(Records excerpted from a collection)
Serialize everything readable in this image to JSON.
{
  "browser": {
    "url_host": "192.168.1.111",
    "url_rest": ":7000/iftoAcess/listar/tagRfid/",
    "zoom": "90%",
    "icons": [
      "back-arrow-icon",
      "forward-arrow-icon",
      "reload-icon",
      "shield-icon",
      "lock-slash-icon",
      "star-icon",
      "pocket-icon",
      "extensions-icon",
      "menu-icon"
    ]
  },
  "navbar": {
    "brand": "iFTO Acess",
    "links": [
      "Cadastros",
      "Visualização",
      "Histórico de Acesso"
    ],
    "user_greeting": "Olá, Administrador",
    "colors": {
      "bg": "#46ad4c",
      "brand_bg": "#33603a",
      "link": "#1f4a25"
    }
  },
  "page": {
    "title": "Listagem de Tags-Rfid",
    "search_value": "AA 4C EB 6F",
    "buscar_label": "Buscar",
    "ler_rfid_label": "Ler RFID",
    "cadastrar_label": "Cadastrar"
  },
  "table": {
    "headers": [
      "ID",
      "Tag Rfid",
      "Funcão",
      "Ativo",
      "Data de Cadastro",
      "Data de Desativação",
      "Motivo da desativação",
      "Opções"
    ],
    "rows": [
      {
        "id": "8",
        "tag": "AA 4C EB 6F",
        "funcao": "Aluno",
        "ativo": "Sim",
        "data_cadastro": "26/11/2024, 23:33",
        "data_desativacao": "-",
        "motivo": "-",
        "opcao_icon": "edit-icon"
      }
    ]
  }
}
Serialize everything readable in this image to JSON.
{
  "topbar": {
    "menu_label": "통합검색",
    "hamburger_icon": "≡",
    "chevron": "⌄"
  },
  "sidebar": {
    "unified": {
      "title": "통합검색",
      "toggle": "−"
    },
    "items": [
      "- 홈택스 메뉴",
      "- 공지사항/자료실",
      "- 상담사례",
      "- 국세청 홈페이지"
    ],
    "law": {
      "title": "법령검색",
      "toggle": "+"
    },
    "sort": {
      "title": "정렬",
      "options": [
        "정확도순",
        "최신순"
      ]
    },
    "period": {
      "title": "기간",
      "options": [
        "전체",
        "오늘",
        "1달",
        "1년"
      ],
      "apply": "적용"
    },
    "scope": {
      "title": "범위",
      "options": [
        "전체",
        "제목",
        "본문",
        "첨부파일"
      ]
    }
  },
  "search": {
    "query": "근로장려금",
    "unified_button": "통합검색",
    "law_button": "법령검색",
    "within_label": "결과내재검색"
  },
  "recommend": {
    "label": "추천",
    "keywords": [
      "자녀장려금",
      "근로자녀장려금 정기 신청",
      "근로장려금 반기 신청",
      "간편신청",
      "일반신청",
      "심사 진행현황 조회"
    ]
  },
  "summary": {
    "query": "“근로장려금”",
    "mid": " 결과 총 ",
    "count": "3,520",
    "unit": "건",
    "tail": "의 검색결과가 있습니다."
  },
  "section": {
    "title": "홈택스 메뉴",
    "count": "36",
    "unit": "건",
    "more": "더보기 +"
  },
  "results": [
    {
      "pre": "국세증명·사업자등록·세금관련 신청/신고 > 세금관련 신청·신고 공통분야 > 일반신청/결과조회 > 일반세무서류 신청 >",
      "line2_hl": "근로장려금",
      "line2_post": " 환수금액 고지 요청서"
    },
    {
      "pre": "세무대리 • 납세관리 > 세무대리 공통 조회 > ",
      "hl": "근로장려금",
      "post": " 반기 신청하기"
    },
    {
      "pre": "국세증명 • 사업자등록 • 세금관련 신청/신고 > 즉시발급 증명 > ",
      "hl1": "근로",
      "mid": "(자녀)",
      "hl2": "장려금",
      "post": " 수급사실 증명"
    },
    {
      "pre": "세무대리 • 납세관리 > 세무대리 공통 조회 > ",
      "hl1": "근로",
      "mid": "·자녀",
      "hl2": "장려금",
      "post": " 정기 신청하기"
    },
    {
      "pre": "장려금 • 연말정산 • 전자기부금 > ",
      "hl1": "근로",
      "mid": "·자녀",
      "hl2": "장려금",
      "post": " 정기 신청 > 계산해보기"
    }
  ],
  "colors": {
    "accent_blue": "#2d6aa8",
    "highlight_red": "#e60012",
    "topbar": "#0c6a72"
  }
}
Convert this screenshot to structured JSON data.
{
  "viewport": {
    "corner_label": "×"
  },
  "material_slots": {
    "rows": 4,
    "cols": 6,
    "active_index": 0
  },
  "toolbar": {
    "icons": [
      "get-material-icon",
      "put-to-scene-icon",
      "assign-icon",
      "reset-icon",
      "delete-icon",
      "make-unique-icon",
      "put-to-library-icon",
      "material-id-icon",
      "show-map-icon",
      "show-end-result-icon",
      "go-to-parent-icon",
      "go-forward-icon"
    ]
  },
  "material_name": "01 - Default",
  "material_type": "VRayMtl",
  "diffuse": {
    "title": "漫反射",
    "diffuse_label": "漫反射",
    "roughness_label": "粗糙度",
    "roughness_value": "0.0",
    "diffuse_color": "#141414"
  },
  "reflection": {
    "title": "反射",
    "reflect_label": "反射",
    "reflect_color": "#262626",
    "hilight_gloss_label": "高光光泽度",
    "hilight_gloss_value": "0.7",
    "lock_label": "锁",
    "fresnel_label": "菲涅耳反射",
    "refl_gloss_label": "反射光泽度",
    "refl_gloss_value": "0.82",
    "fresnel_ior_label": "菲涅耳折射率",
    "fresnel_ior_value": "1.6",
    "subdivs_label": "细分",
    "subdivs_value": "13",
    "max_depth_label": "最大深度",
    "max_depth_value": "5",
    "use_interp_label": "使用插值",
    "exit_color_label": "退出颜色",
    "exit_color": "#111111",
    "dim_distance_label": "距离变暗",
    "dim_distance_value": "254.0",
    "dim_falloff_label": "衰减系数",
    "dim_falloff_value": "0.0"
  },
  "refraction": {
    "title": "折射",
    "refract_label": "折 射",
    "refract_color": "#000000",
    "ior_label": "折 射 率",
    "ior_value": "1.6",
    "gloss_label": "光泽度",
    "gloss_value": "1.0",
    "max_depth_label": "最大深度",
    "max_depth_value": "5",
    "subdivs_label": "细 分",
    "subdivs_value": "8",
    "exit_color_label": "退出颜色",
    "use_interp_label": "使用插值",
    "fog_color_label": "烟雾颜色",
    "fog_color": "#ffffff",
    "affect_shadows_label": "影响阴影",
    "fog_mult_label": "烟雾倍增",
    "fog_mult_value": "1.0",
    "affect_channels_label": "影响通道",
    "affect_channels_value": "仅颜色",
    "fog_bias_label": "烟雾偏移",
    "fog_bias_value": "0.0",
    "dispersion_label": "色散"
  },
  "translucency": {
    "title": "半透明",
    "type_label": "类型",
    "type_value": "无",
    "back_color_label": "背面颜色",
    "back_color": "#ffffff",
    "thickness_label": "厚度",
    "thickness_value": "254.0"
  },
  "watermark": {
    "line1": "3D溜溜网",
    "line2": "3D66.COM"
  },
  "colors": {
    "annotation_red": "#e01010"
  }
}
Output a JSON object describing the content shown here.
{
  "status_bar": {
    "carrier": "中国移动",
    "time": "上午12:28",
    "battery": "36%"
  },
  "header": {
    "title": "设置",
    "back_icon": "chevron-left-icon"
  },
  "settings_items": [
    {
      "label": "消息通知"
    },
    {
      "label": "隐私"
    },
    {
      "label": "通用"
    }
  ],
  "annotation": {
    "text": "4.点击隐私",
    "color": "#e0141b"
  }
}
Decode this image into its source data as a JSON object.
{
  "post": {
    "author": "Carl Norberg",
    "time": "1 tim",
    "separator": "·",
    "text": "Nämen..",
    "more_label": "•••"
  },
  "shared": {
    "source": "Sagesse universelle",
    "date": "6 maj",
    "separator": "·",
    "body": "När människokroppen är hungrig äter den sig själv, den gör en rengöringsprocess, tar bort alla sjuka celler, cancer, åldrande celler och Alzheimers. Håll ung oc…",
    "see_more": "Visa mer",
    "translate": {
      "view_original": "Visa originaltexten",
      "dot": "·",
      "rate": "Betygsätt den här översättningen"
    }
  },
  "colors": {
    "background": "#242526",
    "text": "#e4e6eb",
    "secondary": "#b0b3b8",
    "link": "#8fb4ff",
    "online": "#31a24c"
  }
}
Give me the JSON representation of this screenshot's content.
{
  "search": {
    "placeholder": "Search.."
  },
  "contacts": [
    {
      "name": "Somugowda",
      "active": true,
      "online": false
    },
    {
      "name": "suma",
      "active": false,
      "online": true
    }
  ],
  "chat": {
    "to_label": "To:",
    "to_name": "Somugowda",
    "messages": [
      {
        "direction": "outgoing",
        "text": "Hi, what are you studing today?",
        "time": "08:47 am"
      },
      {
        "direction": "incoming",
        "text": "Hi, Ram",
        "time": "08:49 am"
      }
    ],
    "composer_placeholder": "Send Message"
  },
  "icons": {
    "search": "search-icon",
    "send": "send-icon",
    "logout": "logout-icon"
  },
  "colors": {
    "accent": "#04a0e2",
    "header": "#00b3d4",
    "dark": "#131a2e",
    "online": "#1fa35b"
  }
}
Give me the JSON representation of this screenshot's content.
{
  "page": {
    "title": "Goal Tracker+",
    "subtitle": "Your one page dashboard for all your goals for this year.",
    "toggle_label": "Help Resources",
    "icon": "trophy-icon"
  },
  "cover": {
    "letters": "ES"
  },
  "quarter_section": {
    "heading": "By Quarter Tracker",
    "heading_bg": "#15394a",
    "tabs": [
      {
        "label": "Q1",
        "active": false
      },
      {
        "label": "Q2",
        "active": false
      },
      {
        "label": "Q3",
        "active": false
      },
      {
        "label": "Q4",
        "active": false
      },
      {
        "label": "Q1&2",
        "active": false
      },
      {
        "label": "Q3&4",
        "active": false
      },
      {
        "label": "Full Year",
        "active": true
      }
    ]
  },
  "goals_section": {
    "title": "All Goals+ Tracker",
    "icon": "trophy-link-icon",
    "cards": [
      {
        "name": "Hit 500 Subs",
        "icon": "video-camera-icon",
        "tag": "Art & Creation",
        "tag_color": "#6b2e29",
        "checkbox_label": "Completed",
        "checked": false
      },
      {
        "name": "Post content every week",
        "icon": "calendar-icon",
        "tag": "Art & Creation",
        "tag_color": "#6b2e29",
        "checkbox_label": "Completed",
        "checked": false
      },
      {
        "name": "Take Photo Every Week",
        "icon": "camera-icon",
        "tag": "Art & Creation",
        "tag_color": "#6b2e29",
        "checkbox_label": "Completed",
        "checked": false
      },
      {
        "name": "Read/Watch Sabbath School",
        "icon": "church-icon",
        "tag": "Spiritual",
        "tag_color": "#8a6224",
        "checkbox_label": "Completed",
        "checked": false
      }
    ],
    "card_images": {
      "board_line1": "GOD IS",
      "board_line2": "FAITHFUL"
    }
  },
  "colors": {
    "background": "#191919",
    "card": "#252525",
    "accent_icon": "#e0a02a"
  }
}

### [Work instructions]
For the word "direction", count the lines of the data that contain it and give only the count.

### [Answer to the exercise]
2